— THE DATA —
=== Begin Enclosure ===
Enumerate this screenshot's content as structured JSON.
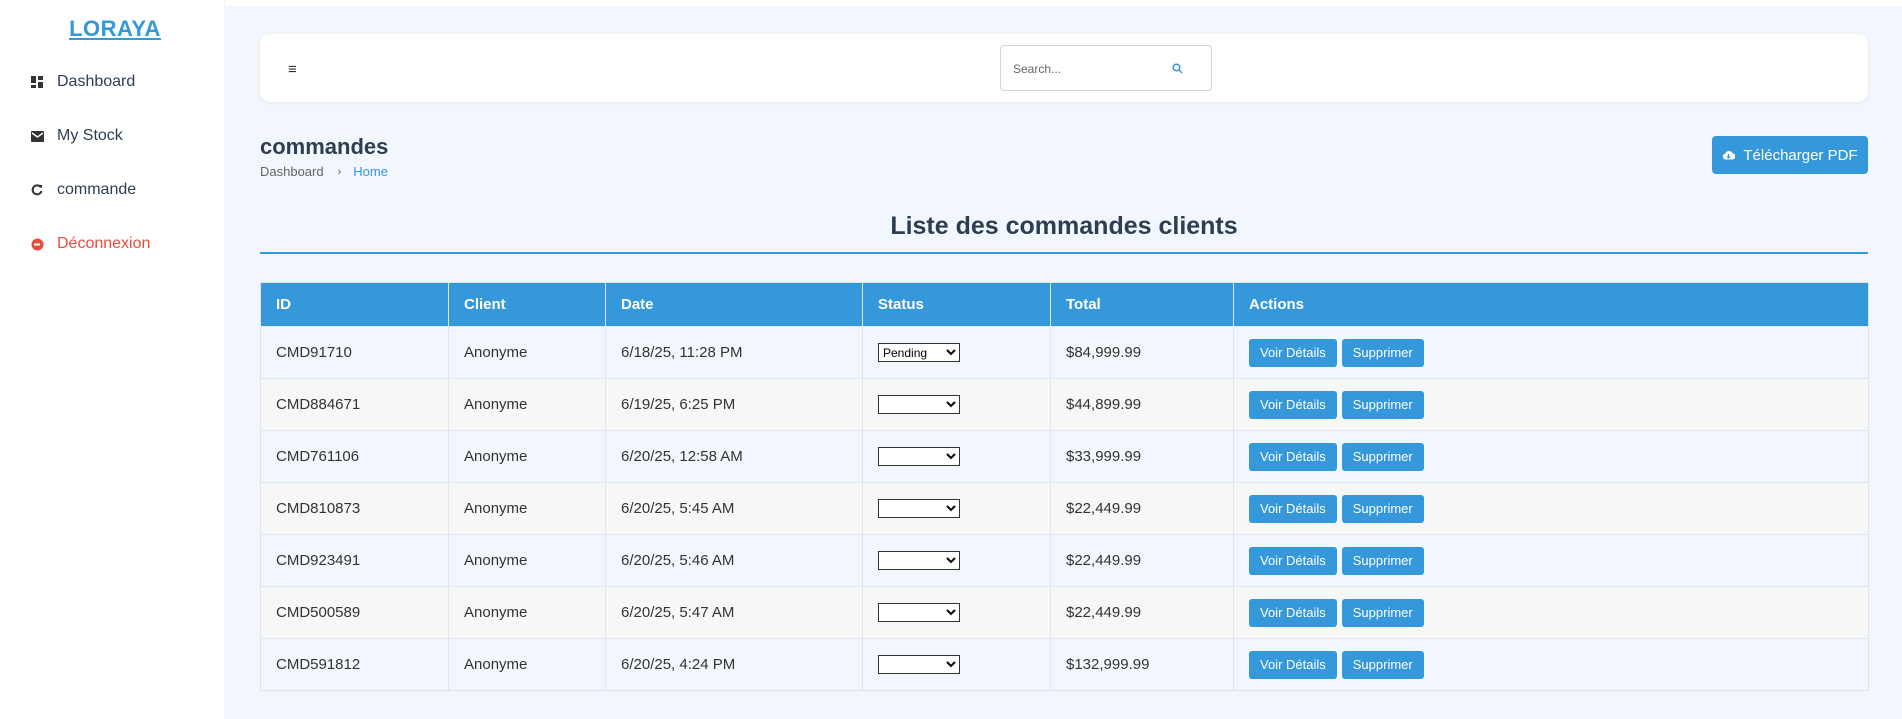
{
  "app": {
    "logo": "LORAYA"
  },
  "sidebar": {
    "items": [
      {
        "label": "Dashboard",
        "icon": "dashboard-icon"
      },
      {
        "label": "My Stock",
        "icon": "stock-icon"
      },
      {
        "label": "commande",
        "icon": "refresh-icon"
      },
      {
        "label": "Déconnexion",
        "icon": "logout-icon"
      }
    ]
  },
  "header": {
    "menu_icon": "hamburger-icon",
    "search_placeholder": "Search...",
    "search_icon": "search-icon"
  },
  "page": {
    "title": "commandes",
    "breadcrumb": [
      "Dashboard",
      "Home"
    ],
    "pdf_button": "Télécharger PDF",
    "list_title": "Liste des commandes clients"
  },
  "table": {
    "columns": [
      "ID",
      "Client",
      "Date",
      "Status",
      "Total",
      "Actions"
    ],
    "rows": [
      {
        "id": "CMD91710",
        "client": "Anonyme",
        "date": "6/18/25, 11:28 PM",
        "status": "Pending",
        "total": "$84,999.99"
      },
      {
        "id": "CMD884671",
        "client": "Anonyme",
        "date": "6/19/25, 6:25 PM",
        "status": "",
        "total": "$44,899.99"
      },
      {
        "id": "CMD761106",
        "client": "Anonyme",
        "date": "6/20/25, 12:58 AM",
        "status": "",
        "total": "$33,999.99"
      },
      {
        "id": "CMD810873",
        "client": "Anonyme",
        "date": "6/20/25, 5:45 AM",
        "status": "",
        "total": "$22,449.99"
      },
      {
        "id": "CMD923491",
        "client": "Anonyme",
        "date": "6/20/25, 5:46 AM",
        "status": "",
        "total": "$22,449.99"
      },
      {
        "id": "CMD500589",
        "client": "Anonyme",
        "date": "6/20/25, 5:47 AM",
        "status": "",
        "total": "$22,449.99"
      },
      {
        "id": "CMD591812",
        "client": "Anonyme",
        "date": "6/20/25, 4:24 PM",
        "status": "",
        "total": "$132,999.99"
      }
    ],
    "details_button": "Voir Détails",
    "delete_button": "Supprimer"
  },
  "colors": {
    "accent": "#3498db",
    "danger": "#e74c3c",
    "text": "#2c3e50",
    "background": "#f1f7fc"
  }
}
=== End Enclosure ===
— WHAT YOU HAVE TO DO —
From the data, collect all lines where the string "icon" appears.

— SOLUTION FOR THIS PROBLEM —
        "icon": "dashboard-icon"
        "icon": "stock-icon"
        "icon": "refresh-icon"
        "icon": "logout-icon"
    "menu_icon": "hamburger-icon",
    "search_icon": "search-icon"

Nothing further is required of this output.